Patricia Neway sings "To This We've Come" From The Consul. YouTube

The fact that the The Consul opened at the Ethel Barrymore Theatre on Broadway (in 1949) is important. It was an opera that was both a Broadway hit and a Pulitzer Prize winner.

"Menotti thought it was crucial to bring opera to a large popular audience," Hoffman says. "He once wrote, 'If I insist on bringing my operas to Broadway, it is simply because of the letters I receive which begin, "Dear Mr. Menotti, I have never seen an opera until tonight." ' "

Menotti's operas The Medium, The Telephone and Maria Golovin were all produced on Broadway.

Another reason Menotti's music will last, Hoffman says, is that he knew how to write for the voice.

"His music makes singers sound good," he says. "One of Menotti's strengths is that he was able to write lovely, beautiful music."

Along with his talents as a versatile composer, director and librettist, Menotti was a formidable impresario. He founded the Spoleto Festival in Italy in 1958 — and then, in 1977, Spoleto USA in Charleston, S.C.

"He did this all through personal magnetism and connections, and because people wanted to do what Menotti wanted them to do," Hoffman says. "He was a lot of everything — charming, brilliant, funny. He was also difficult. He apparently fired everyone he ever hired. But he was also absolutely irresistible."

Menotti died in 2007 at age 95.

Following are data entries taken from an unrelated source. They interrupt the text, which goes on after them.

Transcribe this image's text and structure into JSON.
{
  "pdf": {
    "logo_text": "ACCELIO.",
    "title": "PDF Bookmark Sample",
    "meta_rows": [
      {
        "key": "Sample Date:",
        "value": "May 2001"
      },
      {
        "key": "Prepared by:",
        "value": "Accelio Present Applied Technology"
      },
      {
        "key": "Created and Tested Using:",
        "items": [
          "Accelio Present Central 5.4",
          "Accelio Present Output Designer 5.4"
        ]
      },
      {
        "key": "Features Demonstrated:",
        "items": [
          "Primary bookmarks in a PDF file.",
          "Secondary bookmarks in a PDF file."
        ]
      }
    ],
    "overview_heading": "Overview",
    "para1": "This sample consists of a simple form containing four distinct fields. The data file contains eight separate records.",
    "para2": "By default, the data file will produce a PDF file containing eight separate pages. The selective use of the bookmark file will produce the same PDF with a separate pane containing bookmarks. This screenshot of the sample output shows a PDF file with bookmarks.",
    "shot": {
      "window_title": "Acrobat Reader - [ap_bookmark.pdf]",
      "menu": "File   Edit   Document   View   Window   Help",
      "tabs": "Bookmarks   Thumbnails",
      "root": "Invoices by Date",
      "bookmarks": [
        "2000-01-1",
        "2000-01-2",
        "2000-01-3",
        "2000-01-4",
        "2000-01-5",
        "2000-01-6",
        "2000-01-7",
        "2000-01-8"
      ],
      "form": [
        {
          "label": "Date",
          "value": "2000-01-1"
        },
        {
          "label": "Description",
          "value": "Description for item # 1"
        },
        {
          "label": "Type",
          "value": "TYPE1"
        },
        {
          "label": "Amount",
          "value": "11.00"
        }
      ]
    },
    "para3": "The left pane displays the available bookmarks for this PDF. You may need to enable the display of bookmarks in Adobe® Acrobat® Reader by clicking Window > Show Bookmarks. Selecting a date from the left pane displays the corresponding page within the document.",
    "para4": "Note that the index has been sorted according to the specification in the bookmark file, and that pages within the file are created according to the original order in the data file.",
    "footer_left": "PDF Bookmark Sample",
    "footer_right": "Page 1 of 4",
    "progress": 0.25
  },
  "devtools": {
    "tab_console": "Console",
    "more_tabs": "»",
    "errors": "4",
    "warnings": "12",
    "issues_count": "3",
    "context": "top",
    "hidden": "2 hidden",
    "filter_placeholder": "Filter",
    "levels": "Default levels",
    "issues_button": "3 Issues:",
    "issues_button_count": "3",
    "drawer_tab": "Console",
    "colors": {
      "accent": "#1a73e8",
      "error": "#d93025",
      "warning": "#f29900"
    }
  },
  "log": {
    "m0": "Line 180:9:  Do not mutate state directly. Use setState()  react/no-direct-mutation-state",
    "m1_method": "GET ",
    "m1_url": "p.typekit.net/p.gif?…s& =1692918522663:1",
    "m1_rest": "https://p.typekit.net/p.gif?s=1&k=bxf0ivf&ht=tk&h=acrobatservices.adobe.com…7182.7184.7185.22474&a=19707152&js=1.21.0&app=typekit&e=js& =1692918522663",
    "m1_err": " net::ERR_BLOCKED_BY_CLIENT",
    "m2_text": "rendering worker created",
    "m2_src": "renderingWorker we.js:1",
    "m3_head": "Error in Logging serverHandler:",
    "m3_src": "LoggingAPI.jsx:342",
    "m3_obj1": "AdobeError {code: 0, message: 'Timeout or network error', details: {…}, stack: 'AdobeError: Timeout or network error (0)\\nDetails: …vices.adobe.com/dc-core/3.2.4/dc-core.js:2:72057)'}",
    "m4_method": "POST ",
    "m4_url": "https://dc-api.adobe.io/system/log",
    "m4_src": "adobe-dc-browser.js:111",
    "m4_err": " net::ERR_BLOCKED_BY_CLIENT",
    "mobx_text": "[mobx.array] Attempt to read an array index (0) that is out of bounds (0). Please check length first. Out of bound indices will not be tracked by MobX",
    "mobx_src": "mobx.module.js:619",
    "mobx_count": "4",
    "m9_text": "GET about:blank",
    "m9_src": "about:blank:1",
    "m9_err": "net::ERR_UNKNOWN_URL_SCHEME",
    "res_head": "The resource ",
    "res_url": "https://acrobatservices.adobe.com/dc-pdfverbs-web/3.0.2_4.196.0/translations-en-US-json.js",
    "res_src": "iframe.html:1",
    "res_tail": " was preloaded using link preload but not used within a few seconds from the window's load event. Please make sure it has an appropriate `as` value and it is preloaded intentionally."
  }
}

Does Gian Carlo Menotti rank with the greatest composers of the 20th Century? Commentator Miles Hoffman has made his case. What do you think? Let us know your thoughts in the comments section.